#### [Exercise prompt]
Give the number of lines in the material below where the word "score" shows up, without anything else.

BEGIN

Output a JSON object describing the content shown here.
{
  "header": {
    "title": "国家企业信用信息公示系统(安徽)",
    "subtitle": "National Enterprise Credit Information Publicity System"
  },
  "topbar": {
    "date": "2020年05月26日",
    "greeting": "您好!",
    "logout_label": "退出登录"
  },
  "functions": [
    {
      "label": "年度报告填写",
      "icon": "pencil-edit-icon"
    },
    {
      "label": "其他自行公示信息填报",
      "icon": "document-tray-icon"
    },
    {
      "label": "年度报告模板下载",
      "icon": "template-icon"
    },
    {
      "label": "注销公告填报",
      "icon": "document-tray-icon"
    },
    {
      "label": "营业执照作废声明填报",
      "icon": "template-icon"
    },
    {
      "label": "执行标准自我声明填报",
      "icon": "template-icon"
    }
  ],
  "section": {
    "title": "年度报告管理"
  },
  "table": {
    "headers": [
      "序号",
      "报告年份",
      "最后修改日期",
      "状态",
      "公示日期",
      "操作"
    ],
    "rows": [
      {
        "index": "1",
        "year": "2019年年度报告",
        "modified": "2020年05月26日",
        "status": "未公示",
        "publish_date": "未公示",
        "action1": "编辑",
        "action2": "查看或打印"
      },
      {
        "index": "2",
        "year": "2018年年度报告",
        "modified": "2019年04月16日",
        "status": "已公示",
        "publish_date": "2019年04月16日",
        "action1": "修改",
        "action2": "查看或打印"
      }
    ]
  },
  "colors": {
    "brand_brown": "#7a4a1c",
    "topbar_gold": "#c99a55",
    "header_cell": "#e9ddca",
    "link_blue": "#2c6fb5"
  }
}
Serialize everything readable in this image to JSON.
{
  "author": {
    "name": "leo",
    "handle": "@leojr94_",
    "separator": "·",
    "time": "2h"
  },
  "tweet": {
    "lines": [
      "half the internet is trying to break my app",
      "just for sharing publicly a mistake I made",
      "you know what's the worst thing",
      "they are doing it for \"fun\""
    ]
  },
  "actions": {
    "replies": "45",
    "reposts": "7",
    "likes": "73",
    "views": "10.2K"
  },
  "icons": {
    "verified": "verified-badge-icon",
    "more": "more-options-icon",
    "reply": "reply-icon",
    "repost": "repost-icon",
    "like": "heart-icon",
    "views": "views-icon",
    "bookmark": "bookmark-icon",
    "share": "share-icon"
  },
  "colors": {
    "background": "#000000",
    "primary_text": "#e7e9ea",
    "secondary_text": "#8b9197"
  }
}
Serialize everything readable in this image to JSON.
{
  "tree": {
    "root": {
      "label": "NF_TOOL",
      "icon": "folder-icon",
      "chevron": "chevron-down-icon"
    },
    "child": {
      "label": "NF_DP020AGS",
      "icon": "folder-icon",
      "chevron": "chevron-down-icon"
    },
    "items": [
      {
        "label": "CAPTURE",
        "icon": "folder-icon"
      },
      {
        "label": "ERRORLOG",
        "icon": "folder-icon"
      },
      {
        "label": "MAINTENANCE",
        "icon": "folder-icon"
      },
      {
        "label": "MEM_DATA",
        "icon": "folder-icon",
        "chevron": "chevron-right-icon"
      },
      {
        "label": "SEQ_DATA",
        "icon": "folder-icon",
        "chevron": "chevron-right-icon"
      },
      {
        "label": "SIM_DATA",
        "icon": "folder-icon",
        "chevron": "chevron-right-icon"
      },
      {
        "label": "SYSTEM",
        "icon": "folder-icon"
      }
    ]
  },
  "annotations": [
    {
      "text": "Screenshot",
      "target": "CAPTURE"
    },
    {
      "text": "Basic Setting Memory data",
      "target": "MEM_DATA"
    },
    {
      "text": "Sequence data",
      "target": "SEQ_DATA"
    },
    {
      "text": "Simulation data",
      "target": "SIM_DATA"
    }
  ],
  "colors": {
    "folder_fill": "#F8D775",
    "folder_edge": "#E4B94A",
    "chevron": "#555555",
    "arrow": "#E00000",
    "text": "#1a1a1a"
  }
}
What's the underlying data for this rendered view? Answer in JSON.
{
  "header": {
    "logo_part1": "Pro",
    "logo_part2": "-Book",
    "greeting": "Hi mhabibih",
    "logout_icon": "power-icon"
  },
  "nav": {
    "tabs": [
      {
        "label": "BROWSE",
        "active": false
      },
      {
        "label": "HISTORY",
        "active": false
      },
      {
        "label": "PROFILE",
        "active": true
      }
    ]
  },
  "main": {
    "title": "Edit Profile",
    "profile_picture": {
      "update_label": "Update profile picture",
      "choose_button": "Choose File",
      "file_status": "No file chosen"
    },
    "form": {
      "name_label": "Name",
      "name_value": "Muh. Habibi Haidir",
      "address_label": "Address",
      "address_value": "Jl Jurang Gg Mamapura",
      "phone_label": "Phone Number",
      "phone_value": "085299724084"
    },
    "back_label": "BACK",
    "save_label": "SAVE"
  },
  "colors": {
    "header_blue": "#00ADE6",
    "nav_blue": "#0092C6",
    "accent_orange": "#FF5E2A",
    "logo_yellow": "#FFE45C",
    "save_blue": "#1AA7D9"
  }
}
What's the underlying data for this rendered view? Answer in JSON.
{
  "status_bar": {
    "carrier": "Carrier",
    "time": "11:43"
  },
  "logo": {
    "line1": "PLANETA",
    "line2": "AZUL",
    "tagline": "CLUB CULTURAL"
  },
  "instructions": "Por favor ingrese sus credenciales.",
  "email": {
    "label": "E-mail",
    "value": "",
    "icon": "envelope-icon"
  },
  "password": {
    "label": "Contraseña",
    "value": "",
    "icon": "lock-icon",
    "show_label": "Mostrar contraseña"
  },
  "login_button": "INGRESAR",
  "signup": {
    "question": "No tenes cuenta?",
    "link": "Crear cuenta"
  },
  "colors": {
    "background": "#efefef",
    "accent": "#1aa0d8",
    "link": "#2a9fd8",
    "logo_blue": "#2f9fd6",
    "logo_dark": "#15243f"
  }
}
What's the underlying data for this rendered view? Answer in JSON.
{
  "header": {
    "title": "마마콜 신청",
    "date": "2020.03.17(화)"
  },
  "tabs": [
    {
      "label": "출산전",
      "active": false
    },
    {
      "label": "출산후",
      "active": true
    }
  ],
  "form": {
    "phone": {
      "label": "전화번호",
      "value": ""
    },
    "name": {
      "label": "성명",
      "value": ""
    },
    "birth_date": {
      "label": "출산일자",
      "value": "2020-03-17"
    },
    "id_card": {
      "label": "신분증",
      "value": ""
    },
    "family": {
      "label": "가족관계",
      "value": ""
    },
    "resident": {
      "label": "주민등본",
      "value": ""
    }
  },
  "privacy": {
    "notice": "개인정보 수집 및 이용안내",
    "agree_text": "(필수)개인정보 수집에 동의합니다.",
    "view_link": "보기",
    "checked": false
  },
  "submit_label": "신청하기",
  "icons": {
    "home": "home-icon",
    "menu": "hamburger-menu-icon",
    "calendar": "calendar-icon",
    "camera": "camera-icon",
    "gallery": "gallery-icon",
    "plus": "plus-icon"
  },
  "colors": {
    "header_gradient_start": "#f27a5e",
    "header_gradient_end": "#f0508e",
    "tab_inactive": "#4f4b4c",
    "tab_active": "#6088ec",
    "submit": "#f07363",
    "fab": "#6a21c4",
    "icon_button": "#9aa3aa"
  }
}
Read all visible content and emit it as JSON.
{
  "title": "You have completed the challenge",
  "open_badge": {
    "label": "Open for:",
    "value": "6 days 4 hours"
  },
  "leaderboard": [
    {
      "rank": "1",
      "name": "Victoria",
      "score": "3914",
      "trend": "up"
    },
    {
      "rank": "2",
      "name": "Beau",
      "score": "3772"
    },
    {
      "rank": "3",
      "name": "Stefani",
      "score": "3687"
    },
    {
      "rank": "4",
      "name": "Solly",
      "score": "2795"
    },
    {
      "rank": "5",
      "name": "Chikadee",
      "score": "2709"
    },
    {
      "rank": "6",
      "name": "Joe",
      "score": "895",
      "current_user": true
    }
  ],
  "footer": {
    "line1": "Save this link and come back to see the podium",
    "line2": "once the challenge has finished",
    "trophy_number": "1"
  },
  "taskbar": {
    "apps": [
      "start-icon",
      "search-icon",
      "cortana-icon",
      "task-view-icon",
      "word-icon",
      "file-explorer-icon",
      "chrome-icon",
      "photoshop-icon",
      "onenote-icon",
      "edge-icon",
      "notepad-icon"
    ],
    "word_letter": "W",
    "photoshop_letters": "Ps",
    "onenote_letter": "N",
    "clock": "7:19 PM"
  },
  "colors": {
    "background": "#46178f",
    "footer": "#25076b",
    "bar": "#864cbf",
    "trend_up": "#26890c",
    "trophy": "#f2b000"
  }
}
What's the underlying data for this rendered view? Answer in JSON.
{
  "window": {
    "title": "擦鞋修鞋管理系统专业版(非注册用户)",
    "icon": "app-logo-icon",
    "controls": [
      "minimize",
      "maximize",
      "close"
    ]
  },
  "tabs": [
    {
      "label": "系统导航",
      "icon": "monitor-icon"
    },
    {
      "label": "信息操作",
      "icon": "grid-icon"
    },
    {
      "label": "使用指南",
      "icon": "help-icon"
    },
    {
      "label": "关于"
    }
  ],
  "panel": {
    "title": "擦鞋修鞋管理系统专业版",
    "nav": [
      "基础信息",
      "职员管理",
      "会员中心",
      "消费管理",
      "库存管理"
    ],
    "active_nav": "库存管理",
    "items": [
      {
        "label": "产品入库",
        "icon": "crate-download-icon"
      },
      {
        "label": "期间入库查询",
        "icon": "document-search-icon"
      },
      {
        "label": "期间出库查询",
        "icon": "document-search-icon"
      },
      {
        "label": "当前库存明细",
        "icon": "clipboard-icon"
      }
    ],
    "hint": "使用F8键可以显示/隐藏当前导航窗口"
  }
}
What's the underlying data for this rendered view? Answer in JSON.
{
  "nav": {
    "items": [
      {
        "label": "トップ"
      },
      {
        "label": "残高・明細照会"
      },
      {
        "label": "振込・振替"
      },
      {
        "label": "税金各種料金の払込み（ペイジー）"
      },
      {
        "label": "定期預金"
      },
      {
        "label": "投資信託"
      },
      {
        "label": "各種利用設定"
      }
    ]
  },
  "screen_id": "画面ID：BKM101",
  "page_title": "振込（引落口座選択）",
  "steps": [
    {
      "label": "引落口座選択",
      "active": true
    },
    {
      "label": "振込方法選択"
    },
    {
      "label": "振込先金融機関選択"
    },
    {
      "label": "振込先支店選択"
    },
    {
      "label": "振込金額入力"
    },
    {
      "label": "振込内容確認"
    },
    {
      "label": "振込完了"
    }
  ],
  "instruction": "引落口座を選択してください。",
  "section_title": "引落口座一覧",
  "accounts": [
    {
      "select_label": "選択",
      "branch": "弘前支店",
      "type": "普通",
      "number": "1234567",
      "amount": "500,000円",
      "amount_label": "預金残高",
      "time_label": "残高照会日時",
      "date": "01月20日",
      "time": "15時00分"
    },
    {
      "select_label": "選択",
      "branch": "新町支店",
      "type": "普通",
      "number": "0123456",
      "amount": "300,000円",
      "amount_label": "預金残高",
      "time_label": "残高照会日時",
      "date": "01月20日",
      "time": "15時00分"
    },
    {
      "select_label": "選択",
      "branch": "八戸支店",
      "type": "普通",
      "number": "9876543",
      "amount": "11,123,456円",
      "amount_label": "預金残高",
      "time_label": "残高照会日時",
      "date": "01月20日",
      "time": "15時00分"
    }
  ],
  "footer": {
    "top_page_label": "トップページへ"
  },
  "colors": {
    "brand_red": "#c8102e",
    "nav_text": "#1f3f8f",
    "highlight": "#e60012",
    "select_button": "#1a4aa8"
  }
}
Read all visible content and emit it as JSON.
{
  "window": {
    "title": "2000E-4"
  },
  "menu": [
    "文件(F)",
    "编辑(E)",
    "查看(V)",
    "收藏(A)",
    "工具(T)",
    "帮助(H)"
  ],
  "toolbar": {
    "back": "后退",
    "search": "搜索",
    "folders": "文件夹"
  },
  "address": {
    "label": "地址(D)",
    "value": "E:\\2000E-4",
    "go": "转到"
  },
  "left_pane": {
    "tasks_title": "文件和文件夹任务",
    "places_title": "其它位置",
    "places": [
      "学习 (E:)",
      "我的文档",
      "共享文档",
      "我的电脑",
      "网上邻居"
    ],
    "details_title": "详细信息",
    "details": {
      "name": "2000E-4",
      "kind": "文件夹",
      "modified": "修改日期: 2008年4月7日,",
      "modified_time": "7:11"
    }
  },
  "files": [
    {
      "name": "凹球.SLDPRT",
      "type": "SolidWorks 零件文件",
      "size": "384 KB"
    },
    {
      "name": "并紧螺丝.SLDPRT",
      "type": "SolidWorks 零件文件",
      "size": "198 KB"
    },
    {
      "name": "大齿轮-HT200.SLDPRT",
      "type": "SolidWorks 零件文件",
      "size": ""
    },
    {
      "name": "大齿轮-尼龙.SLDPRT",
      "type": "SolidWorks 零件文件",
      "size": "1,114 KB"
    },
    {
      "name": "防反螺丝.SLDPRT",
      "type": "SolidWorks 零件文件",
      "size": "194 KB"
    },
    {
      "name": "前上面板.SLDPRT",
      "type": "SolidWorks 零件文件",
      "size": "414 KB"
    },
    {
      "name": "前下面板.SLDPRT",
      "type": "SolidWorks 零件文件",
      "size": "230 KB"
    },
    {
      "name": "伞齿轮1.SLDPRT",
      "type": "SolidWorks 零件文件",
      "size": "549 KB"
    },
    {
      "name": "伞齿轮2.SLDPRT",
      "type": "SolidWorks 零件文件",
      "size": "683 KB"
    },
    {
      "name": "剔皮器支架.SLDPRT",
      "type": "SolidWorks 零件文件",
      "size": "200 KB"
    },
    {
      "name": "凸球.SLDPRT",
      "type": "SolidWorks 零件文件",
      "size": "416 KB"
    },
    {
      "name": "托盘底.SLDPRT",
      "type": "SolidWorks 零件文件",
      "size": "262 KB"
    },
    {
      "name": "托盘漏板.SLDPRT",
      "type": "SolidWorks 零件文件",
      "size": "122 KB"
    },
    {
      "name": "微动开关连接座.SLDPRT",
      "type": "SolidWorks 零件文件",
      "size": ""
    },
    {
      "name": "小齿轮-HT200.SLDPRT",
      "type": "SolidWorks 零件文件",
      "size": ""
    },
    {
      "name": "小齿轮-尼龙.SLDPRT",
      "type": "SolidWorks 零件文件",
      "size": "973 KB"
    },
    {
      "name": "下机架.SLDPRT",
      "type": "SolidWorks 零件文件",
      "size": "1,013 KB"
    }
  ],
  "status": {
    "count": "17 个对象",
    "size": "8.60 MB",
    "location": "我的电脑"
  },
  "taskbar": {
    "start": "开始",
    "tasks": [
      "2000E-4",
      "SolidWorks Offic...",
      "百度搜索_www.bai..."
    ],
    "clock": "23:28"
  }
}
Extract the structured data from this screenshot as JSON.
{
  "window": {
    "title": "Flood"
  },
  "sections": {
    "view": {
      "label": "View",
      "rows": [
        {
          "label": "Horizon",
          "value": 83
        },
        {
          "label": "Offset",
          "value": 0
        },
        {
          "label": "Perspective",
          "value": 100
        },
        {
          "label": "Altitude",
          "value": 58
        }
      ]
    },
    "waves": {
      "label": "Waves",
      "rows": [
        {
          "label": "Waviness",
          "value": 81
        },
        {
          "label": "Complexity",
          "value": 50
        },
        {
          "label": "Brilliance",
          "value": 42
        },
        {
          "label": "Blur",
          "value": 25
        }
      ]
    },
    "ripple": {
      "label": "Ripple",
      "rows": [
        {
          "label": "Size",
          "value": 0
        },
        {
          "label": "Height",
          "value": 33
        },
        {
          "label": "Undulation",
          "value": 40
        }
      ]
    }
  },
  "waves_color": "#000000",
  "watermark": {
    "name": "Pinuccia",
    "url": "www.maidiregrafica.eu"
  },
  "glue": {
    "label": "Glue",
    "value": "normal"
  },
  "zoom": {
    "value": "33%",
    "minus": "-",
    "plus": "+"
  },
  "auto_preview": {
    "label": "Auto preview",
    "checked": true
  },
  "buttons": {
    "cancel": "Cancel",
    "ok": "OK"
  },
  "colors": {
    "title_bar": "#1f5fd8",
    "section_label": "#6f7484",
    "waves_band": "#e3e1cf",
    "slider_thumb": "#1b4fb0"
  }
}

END

#### [Solution to this exercise]
6